The largest crack on the Alaskan Way Viaduct grew by 3 millimeters in the past six months, and the state is deciding whether the roadway...
The largest crack on the Alaskan Way Viaduct grew by 3 millimeters in the past six months, and the state is deciding whether the roadway needs to be repaired.
State officials say there is no safety problem on the bridge because of the growing crack, which has expanded from 4 to 7 millimeters.
Yesterday’s announcement about the crack followed a weekend inspection of the bridge. But engineers found no new settling of the support piers had occurred on the viaduct, which was built in 1953. Increased settling could have meant costly repairs, such as bracing and strengthening the footings of the viaduct and perhaps keeping heavy trucks off the road.
The state conducts full inspections of the viaduct every six months. It has been watching a section near Columbia Street and Yesler Way, which has settled about 4 ¼ inches. Last year the state determined that if that section should settle a total of 6 inches, repair would be needed.
Most Read Local Stories
- As Microsoft is showing, workers may never come back to the office
- New data shows how many people in Seattle area and WA could have long COVID
- Eight people shot outside music event in Tacoma
- Supreme Court sides with Bremerton coach who prayed on 50-yard line
- Gov. Jay Inslee says WA State Patrol won't cooperate with other states' abortion investigations
“There’s no settlement and no emergency,” said Linda Mullen, spokeswoman for the Washington State Department of Transportation. “The crack is growing, but there’s no negative impact to the rest of the viaduct.”
She said the crack was found in an area near Colman Dock and was in an area the state has been monitoring since the 2001 Nisqually earthquake damaged the viaduct. The state has 30 instruments on the structure to monitor cracks.
The crack is on a joint on the southbound lanes.
“This is just more evidence that the viaduct is continuing to age,” said Harvey Coffman, state bridge-preservation engineer. “This crack does not pose a safety threat, but we will continue to keep an eye on it and decide what repair, if any, is needed.”
The state wants to replace the viaduct, which carries 110,000 cars each day, and money from a new gas tax approved by the Legislature would provide $2 billion, enough to replace the viaduct with an above-ground structure.
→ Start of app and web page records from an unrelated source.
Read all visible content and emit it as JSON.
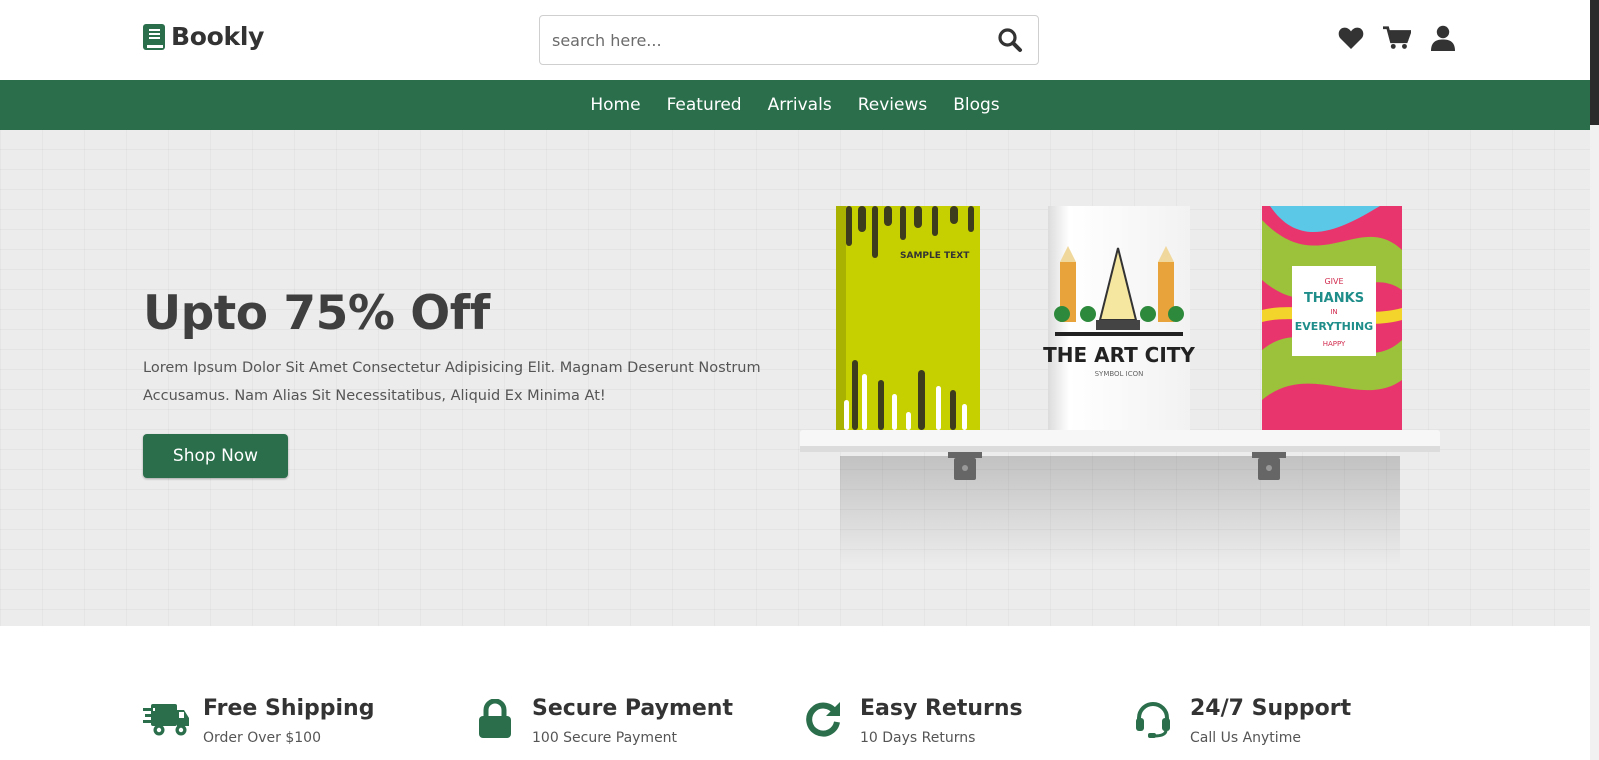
{
  "brand": {
    "name": "Bookly",
    "accent": "#2a6e4b"
  },
  "search": {
    "placeholder": "search here..."
  },
  "header_icons": [
    "heart-icon",
    "cart-icon",
    "user-icon"
  ],
  "nav": {
    "items": [
      "Home",
      "Featured",
      "Arrivals",
      "Reviews",
      "Blogs"
    ]
  },
  "hero": {
    "title": "Upto 75% Off",
    "description": "Lorem Ipsum Dolor Sit Amet Consectetur Adipisicing Elit. Magnam Deserunt Nostrum Accusamus. Nam Alias Sit Necessitatibus, Aliquid Ex Minima At!",
    "button": "Shop Now",
    "books": [
      {
        "cover_text": "SAMPLE TEXT",
        "color": "#c8d400"
      },
      {
        "cover_title": "THE ART CITY",
        "cover_sub": "SYMBOL ICON",
        "color": "#ffffff"
      },
      {
        "cover_lines": [
          "GIVE",
          "THANKS",
          "IN",
          "EVERYTHING",
          "HAPPY"
        ],
        "color": "#e8356d"
      }
    ]
  },
  "features": [
    {
      "icon": "truck-icon",
      "title": "Free Shipping",
      "subtitle": "Order Over $100"
    },
    {
      "icon": "lock-icon",
      "title": "Secure Payment",
      "subtitle": "100 Secure Payment"
    },
    {
      "icon": "redo-icon",
      "title": "Easy Returns",
      "subtitle": "10 Days Returns"
    },
    {
      "icon": "headset-icon",
      "title": "24/7 Support",
      "subtitle": "Call Us Anytime"
    }
  ]
}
But Initiative 912 on the November ballot would overturn the tax, leaving viaduct replacement uncertain.
Susan Gilmore: 206-464-2054 or email@example.com